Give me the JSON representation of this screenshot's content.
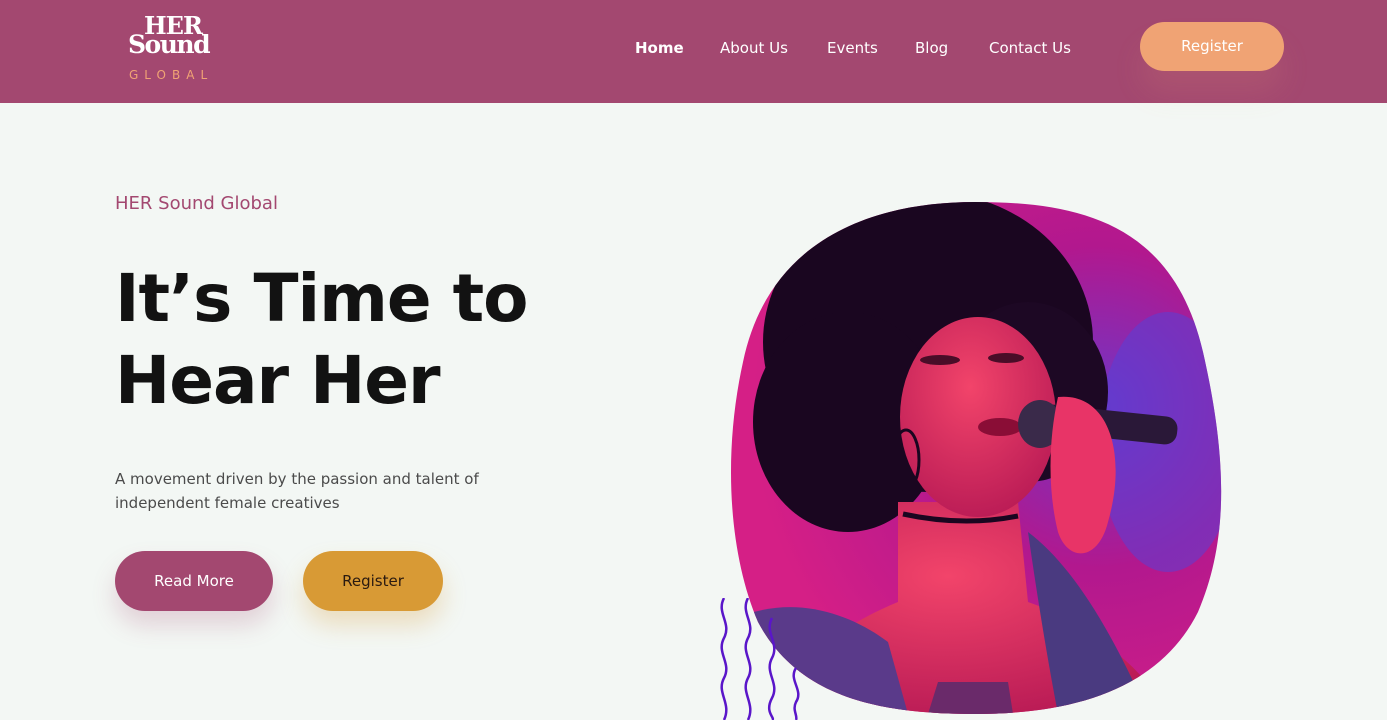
{
  "brand": {
    "logo_line1": "HER",
    "logo_line2": "Sound",
    "logo_line3": "GLOBAL"
  },
  "nav": {
    "items": [
      {
        "label": "Home",
        "active": true
      },
      {
        "label": "About Us",
        "active": false
      },
      {
        "label": "Events",
        "active": false
      },
      {
        "label": "Blog",
        "active": false
      },
      {
        "label": "Contact Us",
        "active": false
      }
    ],
    "register_label": "Register"
  },
  "hero": {
    "eyebrow": "HER Sound Global",
    "headline_line1": "It’s Time to",
    "headline_line2": "Hear Her",
    "subtext": "A movement driven by the passion and talent of independent female creatives",
    "read_more_label": "Read More",
    "register_label": "Register"
  },
  "colors": {
    "primary": "#a34870",
    "accent": "#f0a374",
    "gold": "#d89a35",
    "background": "#f3f7f4",
    "wave": "#5a16c9"
  },
  "icons": {
    "decoration": "wavy-lines-icon",
    "image": "singer-photo"
  }
}
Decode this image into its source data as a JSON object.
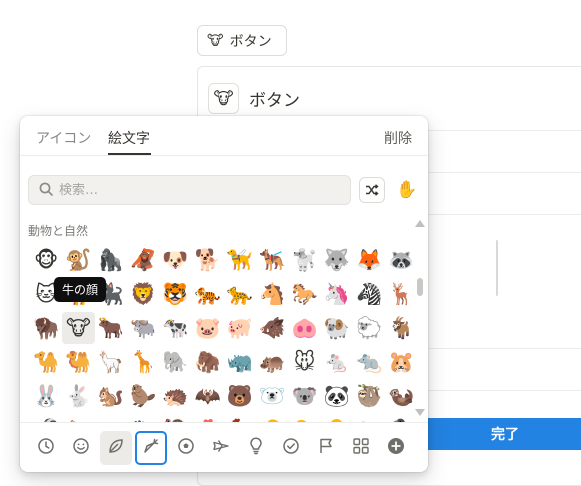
{
  "background": {
    "button_emoji": "🐮",
    "button_label": "ボタン",
    "card_title": "ボタン",
    "done_label": "完了"
  },
  "picker": {
    "tabs": {
      "icons": "アイコン",
      "emoji": "絵文字",
      "remove": "削除"
    },
    "search": {
      "placeholder": "検索…",
      "value": ""
    },
    "skin_tone": "✋",
    "category_label": "動物と自然",
    "tooltip": "牛の顔",
    "rows": [
      [
        "🐵",
        "🐒",
        "🦍",
        "🦧",
        "🐶",
        "🐕",
        "🦮",
        "🐕‍🦺",
        "🐩",
        "🐺",
        "🦊",
        "🦝"
      ],
      [
        "🐱",
        "🐈",
        "🐈‍⬛",
        "🦁",
        "🐯",
        "🐅",
        "🐆",
        "🐴",
        "🐎",
        "🦄",
        "🦓",
        "🦌"
      ],
      [
        "🦬",
        "🐮",
        "🐂",
        "🐃",
        "🐄",
        "🐷",
        "🐖",
        "🐗",
        "🐽",
        "🐏",
        "🐑",
        "🐐"
      ],
      [
        "🐪",
        "🐫",
        "🦙",
        "🦒",
        "🐘",
        "🦣",
        "🦏",
        "🦛",
        "🐭",
        "🐁",
        "🐀",
        "🐹"
      ],
      [
        "🐰",
        "🐇",
        "🐿️",
        "🦫",
        "🦔",
        "🦇",
        "🐻",
        "🐻‍❄️",
        "🐨",
        "🐼",
        "🦥",
        "🦦"
      ],
      [
        "🦨",
        "🦘",
        "🦡",
        "🐾",
        "🦃",
        "🐔",
        "🐓",
        "🐣",
        "🐤",
        "🐥",
        "🐦",
        "🐧"
      ]
    ],
    "highlighted_emoji": "🐮",
    "bottom_categories": [
      {
        "name": "recent",
        "label": "最近"
      },
      {
        "name": "smileys",
        "label": "スマイリー"
      },
      {
        "name": "nature-leaf",
        "label": "葉"
      },
      {
        "name": "food",
        "label": "食べ物"
      },
      {
        "name": "activity",
        "label": "アクティビティ"
      },
      {
        "name": "travel",
        "label": "旅行"
      },
      {
        "name": "objects",
        "label": "物"
      },
      {
        "name": "symbols",
        "label": "記号"
      },
      {
        "name": "flags",
        "label": "旗"
      },
      {
        "name": "grid",
        "label": "その他"
      },
      {
        "name": "custom",
        "label": "追加"
      }
    ],
    "active_category": "food"
  },
  "colors": {
    "accent": "#2383e2",
    "text": "#37352f",
    "muted": "#8a8985"
  }
}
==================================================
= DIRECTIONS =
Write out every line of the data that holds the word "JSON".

= REPLY =
Give me the JSON representation of this screenshot's content.
Decode this image into its source data as a JSON object.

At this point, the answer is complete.